Exercise instructions: Could you show all lines in the entries below that contain the string "left"?

Data records for software interfaces

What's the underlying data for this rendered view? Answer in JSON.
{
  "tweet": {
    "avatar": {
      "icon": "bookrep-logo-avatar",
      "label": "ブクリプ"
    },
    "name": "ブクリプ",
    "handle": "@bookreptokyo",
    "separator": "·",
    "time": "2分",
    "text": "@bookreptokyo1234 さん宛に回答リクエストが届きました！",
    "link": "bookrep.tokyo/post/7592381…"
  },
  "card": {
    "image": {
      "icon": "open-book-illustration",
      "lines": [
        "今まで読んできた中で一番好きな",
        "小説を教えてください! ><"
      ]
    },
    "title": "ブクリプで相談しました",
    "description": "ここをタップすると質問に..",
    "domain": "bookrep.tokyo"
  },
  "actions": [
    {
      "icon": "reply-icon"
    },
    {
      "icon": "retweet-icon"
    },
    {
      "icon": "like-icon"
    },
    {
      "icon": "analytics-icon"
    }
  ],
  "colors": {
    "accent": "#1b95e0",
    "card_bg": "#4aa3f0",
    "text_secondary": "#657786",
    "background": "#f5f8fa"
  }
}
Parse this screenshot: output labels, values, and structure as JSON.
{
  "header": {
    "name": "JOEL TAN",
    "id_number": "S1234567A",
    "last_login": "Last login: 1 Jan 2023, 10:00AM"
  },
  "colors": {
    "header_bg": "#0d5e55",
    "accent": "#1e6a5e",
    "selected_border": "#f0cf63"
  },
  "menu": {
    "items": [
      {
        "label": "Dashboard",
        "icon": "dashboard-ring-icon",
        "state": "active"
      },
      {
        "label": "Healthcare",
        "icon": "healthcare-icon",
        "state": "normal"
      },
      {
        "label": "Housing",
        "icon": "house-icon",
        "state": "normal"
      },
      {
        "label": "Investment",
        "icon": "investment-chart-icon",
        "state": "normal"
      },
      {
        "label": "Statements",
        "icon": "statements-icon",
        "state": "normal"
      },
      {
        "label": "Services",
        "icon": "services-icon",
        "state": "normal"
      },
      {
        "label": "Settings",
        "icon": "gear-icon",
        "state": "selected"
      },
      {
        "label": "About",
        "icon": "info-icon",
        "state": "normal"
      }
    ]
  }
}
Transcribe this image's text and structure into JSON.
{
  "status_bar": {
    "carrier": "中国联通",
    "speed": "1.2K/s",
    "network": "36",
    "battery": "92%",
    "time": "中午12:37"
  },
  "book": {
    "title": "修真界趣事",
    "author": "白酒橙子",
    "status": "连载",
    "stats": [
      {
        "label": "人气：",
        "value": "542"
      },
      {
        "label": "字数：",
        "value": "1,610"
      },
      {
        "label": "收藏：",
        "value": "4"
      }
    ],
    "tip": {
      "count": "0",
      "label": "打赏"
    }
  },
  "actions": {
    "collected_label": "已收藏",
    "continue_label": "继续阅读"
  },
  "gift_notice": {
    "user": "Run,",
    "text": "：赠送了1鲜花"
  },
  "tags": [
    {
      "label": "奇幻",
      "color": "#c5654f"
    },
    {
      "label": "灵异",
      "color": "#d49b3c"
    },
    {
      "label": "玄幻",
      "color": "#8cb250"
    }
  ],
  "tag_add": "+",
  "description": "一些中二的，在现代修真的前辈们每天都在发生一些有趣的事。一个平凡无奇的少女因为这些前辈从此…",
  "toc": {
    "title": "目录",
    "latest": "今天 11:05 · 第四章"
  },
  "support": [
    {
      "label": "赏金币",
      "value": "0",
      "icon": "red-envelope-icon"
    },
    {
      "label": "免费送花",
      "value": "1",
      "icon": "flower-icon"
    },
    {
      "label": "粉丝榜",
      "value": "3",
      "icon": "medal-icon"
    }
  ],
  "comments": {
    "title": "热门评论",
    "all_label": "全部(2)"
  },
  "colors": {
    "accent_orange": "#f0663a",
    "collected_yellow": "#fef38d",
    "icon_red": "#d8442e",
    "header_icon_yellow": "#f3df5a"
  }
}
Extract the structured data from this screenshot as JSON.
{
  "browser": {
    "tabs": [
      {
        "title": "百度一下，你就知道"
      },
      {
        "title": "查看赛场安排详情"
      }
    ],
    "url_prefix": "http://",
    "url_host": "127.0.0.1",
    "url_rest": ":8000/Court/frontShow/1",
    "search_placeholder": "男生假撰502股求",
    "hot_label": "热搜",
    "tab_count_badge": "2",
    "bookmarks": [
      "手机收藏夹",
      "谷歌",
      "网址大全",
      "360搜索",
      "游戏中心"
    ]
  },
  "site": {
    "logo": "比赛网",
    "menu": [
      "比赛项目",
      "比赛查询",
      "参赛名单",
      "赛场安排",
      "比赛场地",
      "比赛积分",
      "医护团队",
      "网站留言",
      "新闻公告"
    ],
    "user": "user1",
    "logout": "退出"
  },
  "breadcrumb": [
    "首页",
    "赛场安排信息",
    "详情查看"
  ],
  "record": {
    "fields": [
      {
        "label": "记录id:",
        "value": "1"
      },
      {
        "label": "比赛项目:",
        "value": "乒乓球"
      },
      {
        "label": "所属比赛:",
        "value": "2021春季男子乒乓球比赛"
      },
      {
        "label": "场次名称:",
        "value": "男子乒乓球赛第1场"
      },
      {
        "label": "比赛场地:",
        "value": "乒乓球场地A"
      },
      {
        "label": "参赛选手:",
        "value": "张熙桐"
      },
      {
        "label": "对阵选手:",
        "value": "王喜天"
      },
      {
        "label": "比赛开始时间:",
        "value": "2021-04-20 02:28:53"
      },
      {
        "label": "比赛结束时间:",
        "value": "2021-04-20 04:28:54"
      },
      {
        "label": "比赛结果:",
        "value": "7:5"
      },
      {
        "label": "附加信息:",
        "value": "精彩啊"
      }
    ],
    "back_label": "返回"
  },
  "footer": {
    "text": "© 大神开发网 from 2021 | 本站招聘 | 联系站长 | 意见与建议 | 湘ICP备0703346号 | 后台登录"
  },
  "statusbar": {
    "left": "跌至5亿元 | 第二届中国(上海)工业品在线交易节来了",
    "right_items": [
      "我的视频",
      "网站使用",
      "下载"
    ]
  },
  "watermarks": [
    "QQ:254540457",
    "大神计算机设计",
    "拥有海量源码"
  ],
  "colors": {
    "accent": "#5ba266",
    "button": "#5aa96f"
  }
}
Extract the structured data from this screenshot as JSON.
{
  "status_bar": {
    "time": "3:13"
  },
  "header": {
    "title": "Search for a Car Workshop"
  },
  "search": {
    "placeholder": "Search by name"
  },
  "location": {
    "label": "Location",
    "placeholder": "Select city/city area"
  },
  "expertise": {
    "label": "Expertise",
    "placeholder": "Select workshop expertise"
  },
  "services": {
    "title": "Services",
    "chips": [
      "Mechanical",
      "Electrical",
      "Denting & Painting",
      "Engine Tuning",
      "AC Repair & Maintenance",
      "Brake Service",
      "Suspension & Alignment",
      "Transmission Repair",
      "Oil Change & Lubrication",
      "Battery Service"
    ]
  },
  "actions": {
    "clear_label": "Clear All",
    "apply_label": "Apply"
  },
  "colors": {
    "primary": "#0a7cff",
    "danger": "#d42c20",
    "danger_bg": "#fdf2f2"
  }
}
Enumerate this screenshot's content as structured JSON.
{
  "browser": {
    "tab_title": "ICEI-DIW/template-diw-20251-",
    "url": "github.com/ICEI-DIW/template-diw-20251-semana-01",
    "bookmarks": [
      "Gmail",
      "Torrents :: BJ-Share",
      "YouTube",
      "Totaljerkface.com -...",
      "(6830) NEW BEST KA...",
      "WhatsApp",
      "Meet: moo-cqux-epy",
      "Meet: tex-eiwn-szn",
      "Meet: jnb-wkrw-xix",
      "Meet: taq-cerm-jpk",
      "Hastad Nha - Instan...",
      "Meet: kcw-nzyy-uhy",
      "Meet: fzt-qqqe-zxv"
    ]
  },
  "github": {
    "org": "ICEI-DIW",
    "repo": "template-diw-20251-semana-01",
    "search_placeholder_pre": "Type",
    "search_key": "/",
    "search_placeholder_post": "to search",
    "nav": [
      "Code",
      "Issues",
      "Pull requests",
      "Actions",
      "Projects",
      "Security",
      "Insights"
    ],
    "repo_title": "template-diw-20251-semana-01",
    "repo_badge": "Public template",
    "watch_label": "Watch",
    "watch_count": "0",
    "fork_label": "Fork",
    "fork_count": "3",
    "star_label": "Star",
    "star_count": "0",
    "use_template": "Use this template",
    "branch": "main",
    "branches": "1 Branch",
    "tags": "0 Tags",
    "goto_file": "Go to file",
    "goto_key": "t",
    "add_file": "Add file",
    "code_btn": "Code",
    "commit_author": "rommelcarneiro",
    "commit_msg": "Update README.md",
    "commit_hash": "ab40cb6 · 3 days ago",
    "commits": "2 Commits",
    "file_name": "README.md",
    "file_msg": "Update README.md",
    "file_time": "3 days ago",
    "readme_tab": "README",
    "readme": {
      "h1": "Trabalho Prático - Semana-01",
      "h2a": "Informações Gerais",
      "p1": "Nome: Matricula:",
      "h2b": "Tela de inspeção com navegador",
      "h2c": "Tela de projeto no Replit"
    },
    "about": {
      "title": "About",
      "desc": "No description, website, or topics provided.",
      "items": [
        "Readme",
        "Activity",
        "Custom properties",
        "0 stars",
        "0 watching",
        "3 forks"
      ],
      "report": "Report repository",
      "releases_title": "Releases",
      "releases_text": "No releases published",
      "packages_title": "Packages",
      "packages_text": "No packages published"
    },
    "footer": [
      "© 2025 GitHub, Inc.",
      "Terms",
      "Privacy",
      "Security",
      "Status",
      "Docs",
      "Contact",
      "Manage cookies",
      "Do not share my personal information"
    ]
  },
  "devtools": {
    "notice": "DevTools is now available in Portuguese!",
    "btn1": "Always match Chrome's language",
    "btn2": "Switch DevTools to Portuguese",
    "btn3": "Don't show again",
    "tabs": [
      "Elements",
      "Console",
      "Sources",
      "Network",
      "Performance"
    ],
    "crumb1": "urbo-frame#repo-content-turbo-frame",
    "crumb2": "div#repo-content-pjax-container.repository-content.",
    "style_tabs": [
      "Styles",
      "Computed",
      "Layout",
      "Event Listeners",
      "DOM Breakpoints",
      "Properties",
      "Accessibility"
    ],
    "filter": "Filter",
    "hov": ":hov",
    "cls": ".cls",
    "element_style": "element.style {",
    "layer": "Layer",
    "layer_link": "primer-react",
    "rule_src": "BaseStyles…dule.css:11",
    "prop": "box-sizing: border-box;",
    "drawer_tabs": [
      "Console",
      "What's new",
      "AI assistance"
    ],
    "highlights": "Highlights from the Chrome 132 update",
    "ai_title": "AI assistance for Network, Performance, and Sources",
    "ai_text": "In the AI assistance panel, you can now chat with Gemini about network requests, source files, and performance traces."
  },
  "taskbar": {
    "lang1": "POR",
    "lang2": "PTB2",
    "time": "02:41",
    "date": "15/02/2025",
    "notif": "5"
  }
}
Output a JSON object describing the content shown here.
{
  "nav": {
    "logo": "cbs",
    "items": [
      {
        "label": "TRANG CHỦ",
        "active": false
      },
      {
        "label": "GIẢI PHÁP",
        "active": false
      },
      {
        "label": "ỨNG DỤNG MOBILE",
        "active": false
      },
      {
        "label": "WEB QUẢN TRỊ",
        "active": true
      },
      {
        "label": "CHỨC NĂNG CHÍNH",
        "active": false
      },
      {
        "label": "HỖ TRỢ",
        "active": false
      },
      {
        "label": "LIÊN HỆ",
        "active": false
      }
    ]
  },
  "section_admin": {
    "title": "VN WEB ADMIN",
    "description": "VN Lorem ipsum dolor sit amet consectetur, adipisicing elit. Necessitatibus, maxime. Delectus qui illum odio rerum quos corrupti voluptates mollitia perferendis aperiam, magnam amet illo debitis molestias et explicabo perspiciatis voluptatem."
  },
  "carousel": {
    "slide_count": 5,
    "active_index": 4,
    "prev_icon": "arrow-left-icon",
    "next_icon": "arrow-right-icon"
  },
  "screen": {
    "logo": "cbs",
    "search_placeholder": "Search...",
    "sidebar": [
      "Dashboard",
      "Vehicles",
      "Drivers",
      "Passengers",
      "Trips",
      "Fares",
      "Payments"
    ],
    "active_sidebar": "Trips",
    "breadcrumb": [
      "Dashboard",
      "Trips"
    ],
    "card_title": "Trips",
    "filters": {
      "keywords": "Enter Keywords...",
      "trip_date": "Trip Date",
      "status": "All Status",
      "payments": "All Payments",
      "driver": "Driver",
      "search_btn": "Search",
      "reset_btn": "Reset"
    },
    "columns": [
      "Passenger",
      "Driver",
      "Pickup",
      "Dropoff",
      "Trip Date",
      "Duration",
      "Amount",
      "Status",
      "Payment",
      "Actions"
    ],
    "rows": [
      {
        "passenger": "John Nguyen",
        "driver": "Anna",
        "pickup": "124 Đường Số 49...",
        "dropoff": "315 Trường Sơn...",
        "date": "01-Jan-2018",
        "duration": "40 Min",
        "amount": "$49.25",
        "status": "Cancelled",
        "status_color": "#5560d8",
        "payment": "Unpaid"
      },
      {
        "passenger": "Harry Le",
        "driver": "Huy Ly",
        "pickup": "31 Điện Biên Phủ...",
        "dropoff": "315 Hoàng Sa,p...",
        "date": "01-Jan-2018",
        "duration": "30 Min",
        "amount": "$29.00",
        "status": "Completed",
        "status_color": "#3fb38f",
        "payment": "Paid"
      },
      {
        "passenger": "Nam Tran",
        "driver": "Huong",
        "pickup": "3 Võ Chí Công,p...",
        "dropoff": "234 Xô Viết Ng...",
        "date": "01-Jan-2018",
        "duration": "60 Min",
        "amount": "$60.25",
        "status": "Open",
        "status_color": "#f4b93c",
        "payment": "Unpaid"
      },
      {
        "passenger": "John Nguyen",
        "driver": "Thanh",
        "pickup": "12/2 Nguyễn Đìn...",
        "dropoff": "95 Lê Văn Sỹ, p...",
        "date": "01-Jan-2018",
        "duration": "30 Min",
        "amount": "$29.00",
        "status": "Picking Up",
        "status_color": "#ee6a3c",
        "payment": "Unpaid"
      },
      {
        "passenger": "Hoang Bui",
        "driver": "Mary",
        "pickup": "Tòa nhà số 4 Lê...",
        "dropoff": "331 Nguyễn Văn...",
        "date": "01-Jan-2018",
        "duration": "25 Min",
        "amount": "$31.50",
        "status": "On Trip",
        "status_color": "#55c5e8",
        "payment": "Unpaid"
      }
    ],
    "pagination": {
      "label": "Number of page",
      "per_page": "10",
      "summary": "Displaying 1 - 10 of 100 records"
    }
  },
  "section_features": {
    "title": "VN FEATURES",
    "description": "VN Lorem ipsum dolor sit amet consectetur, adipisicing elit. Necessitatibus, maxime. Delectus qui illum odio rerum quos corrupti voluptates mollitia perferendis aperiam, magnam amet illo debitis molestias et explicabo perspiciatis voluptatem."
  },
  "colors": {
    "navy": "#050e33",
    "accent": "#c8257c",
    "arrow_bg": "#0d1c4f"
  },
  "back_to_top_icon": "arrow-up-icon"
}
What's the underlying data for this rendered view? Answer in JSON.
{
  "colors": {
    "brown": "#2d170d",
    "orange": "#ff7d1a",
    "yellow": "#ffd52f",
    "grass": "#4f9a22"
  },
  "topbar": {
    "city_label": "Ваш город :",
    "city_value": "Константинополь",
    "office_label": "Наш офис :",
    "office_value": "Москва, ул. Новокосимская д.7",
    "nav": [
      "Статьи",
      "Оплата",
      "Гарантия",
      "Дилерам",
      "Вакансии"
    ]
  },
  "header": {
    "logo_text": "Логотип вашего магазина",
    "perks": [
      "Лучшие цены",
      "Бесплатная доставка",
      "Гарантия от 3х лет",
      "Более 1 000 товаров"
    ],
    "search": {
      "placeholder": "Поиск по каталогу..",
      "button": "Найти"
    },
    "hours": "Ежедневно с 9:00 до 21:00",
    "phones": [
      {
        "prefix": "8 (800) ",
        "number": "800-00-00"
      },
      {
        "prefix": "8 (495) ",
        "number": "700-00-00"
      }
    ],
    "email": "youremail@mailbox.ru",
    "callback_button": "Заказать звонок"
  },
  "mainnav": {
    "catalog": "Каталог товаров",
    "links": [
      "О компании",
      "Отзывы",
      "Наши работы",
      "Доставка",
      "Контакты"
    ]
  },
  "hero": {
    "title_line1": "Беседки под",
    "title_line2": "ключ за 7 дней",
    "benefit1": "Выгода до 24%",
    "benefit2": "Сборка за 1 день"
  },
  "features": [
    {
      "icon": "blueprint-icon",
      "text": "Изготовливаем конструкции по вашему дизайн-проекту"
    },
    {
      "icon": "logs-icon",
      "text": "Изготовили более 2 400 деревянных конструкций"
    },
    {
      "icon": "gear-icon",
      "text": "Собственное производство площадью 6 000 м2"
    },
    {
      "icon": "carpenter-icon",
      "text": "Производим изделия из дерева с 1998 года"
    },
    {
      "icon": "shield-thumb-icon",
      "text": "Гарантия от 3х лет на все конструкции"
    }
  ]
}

The answer:
    "left": "跌至5亿元 | 第二届中国(上海)工业品在线交易节来了",
    "prev_icon": "arrow-left-icon",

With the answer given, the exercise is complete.